(Task) Each line holding the string "JSON" is to be copied from the data.
#### Data provided ####
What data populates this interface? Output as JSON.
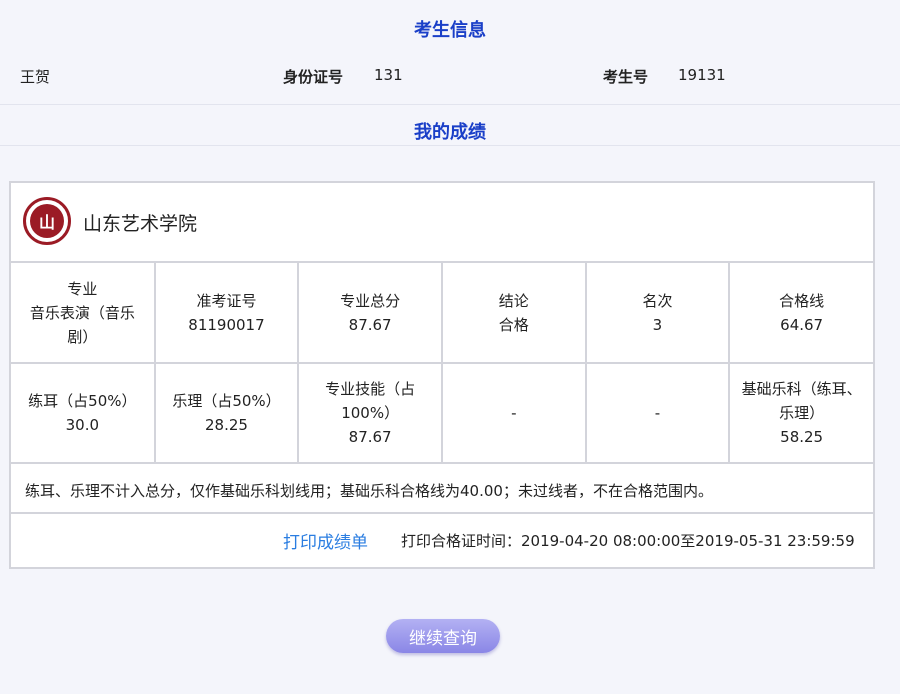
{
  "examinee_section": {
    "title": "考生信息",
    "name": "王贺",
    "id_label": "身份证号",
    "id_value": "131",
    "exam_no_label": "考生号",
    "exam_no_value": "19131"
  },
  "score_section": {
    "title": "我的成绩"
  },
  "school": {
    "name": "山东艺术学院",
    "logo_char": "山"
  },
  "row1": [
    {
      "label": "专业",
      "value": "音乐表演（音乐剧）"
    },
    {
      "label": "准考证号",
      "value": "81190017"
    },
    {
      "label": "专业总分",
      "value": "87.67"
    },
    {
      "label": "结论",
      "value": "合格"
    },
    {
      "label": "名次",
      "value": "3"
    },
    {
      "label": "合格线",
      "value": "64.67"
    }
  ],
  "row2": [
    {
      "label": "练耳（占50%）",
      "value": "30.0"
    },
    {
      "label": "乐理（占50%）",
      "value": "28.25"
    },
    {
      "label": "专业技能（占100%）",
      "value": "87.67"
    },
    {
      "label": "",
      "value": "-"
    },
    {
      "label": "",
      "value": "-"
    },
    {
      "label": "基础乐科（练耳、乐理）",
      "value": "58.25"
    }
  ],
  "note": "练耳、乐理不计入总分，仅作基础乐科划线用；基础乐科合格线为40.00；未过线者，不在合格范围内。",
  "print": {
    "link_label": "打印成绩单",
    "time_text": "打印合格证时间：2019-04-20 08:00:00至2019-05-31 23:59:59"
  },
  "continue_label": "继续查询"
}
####
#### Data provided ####
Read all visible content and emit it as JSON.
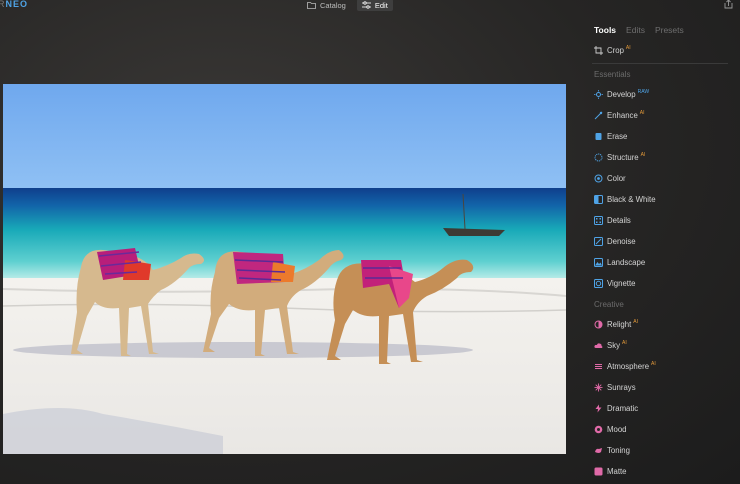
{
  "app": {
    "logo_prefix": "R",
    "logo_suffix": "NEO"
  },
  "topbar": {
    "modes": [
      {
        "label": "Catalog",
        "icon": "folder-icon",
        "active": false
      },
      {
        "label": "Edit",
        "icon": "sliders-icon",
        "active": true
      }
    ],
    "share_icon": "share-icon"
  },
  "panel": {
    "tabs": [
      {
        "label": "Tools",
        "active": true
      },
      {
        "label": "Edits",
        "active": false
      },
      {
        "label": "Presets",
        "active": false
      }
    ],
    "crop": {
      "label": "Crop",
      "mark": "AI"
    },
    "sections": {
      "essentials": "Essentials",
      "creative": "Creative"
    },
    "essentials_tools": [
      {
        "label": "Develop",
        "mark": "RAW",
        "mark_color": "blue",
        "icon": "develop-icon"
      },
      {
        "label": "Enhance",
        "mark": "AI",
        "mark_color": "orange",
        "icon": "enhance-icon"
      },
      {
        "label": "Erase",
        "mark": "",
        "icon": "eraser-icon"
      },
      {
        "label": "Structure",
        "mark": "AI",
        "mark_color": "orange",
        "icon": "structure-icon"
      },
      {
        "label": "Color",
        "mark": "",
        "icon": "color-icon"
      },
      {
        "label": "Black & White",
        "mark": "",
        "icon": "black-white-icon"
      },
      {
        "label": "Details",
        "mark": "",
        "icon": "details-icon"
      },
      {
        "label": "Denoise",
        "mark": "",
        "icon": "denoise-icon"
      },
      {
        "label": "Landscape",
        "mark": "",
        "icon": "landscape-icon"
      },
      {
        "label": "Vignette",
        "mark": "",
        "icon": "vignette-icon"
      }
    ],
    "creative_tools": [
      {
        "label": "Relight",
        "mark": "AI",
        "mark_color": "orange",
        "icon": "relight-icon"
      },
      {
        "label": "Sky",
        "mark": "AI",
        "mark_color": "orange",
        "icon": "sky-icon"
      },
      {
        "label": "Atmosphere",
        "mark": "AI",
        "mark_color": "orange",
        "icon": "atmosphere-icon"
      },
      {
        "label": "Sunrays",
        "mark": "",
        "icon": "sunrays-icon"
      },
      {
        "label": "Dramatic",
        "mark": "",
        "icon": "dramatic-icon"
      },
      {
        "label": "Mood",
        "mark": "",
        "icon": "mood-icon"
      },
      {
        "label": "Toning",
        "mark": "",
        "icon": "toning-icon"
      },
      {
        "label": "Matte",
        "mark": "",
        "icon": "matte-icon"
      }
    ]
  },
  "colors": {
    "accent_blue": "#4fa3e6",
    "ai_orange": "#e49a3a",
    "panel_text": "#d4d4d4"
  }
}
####
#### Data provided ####
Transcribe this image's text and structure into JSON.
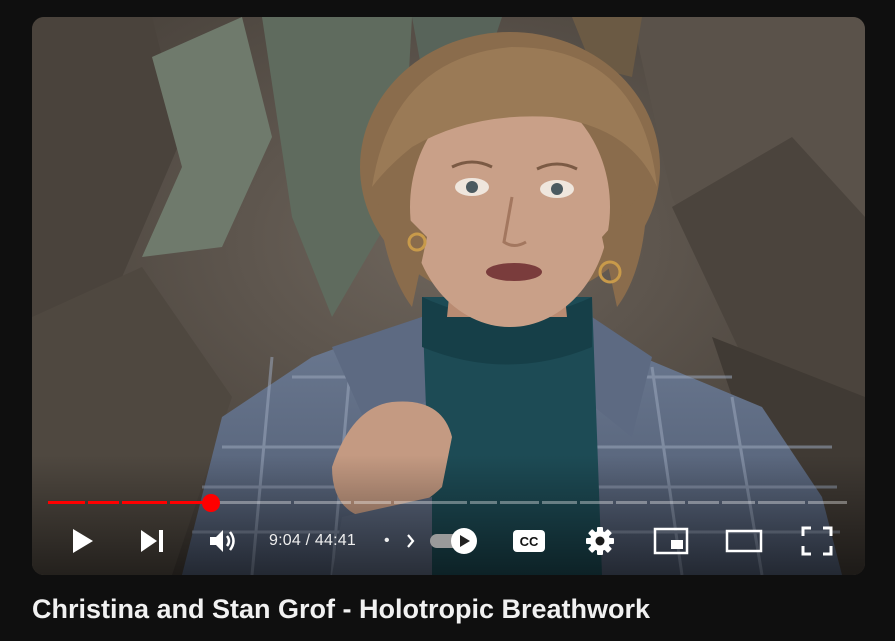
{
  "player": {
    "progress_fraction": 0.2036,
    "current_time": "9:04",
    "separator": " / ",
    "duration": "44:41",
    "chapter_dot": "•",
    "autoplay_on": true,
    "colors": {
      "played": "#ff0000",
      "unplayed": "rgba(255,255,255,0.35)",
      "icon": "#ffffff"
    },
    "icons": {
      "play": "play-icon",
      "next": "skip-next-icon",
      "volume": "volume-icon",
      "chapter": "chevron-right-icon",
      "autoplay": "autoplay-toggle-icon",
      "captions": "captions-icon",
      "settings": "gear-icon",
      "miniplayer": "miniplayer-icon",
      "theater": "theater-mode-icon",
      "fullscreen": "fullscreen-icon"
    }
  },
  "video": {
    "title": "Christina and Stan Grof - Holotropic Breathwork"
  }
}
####
(Answer to this problem)
What data populates this interface? Output as JSON.
Read all visible content and emit it as JSON.
Transcribe this image's text and structure into JSON.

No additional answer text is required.